About three times a week I meet with venture fund companies and walk through an orchestrated dance which goes something like this:

  • They take immediate control and explain who they are.
  • They move onto their company and the size of their fund.
  • They show they have interest in my company’s specific space with relevant examples, all be it a thin veneer.
  • They explain how they are totally unique in being proactive on the board, helping with corporate introductions etc.
  • “If” they’re affiliated with a large corporation, they make overtones to driving technology recommendations and sometimes acquisitions.

Then, they turn over the call to me to walk through:

  • The history of the company.
  • The problem statement we’re going after.
  • Execution to date (hero numbers) and strategic direction moving forward.

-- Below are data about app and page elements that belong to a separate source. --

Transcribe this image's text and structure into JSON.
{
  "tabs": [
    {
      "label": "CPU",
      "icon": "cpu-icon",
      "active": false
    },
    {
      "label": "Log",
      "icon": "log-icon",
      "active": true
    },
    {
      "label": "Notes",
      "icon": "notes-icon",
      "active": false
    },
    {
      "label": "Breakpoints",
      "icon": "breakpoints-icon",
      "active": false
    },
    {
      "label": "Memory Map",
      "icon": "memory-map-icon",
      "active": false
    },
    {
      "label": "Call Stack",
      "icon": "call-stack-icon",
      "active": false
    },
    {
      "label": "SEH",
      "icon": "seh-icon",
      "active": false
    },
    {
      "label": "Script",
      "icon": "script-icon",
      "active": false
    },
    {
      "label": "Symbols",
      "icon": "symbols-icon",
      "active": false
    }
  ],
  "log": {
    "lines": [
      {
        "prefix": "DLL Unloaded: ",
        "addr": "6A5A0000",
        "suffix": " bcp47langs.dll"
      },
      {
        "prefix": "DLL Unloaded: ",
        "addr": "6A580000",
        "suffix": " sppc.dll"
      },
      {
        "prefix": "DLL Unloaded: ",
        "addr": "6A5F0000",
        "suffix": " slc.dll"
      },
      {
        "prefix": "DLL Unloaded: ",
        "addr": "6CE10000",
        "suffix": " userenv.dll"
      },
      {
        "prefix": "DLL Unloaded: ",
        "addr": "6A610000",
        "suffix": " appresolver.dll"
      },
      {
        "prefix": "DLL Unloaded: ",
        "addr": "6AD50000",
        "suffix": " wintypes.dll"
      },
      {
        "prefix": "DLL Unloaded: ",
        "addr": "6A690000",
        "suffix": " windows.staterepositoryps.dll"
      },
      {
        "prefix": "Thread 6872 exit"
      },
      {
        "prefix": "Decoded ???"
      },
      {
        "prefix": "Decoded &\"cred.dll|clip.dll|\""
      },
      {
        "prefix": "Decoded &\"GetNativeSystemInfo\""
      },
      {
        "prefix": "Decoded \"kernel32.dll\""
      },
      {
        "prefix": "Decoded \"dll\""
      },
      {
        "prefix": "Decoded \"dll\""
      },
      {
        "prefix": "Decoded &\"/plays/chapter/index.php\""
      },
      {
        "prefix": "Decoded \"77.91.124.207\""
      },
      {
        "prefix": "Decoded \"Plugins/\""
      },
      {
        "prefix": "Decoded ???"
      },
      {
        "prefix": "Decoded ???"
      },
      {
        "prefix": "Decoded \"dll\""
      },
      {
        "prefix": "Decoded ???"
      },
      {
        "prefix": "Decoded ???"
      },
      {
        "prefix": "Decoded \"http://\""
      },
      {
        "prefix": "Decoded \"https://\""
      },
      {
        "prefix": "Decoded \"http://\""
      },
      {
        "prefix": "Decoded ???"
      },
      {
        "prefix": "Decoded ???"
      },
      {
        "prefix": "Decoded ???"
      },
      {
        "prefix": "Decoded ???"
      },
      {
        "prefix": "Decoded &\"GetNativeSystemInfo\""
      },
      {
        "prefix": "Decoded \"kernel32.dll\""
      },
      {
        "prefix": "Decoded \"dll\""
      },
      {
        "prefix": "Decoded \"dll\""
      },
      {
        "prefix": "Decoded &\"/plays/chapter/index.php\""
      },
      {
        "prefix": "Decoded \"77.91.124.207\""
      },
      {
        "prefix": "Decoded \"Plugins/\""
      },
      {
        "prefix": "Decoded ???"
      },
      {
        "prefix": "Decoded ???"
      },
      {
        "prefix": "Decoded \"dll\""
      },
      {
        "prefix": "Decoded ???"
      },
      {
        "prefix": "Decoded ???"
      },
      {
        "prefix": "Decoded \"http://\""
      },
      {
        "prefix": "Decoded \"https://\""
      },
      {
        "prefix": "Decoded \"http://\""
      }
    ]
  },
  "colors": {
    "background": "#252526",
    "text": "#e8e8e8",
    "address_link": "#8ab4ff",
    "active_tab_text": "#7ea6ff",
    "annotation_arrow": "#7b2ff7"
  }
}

Pleasantries now occur with vague encouragement from both sides followed by a few more pointed questions as their real and obvious intent:

  • How large is the company?
  • What’s the revenue, current and projected?
  • What’s the burn rate?
  • What the funding round and investment table look like?
  • How much runway do we have left?

Once complete they then head into the board placements and attempt to show current or past synergies with them followed by another round of pleasantries and a discussion about timing for the next check in meeting.

Partially these discussions are for their own research on the space, and partially they are to ensure that they have a potential seat at the table for the next round of financing. I would caveat there is a slight twist angle on a company that also does M&A who spend the 2nd part of the meeting telling you that “now is the time” to sell.

If they have done any homework apart from reading the “Who’s Hot CRN List,” then they generally mention Spark and Storm and how we compare. The conversation moves rapidly into the exclamation of the market being “noisy.”

This last comment is a consistent and interesting one. It’s akin to someone coming up to you and saying “wow, you’re wearing blue pants!” You know that’s true, but you’re not exactly sure if this is a good thing or a bad thing.

So is it better to be in a market where you’re unique, or is it better to be in a market where there’s a feeding frenzy?

My hunch is that a noisy market is better, although it has its own set of ugly problems. It doesn’t inherently say there is money there today, or it’s possible to be successful with any business model, BUT it does show that the puck is either there or heading there in some shape or form.

Here’s a slightly old but still relevant map of what a client might be facing when building out their Big Data practice:

A quiet market shows one of two things, either you’re a genius or deluded. I would humbly posit the more likely scenario is the latter.

Traversing this complex wave should start with you figuring out what you ideally want to accomplish. Then you layer on the reality of what internal expertise you have to accomplish the desired result.

In general, the larger the dedicated team and the more skilled, the more options you have to employ.

Big Data is hard, and there is no getting away from that. Nirvana doesn’t exist without hard graft so either you do it yourself, have someone do it for you, or you set your sights a little below utter world dominance.

I thought I would be 6ft 4in, able to carry off wearing leather pants and would definitely be the next James Bond after seeing Roger Moore in Live and Let Live, but that didn’t exactly work out!

There isn’t such a thing as a real-time Big Data analytics application that can be self-assembled by a part time IT contractor. There are tools that can help visualize simple data tasks or massage real-time queries to a fixed or tepid data lake, but the pipeline flows are hand crafted and very personal to your given situation. Sure you can purchase 90% solutions, but as you add dimensional computing, complexity, scale, rules, ML AND mission criticality, you build increasingly complex pipelines that require a diverse set of skilled labor.

The beating heart of any business is analytics, and the faster you garner insight and take action, the more success you will enjoy.

Net net, this market is busy with lots of companies shouting aspirational messages, so it’s prudent to start with some quiet time to check your kit bag. What do you need to accomplish? What resources can you dedicate to it? And once you have this determined, you work up from there.

Think Big, Act Fast. MAaGA (Make Analytics A Great Advantage).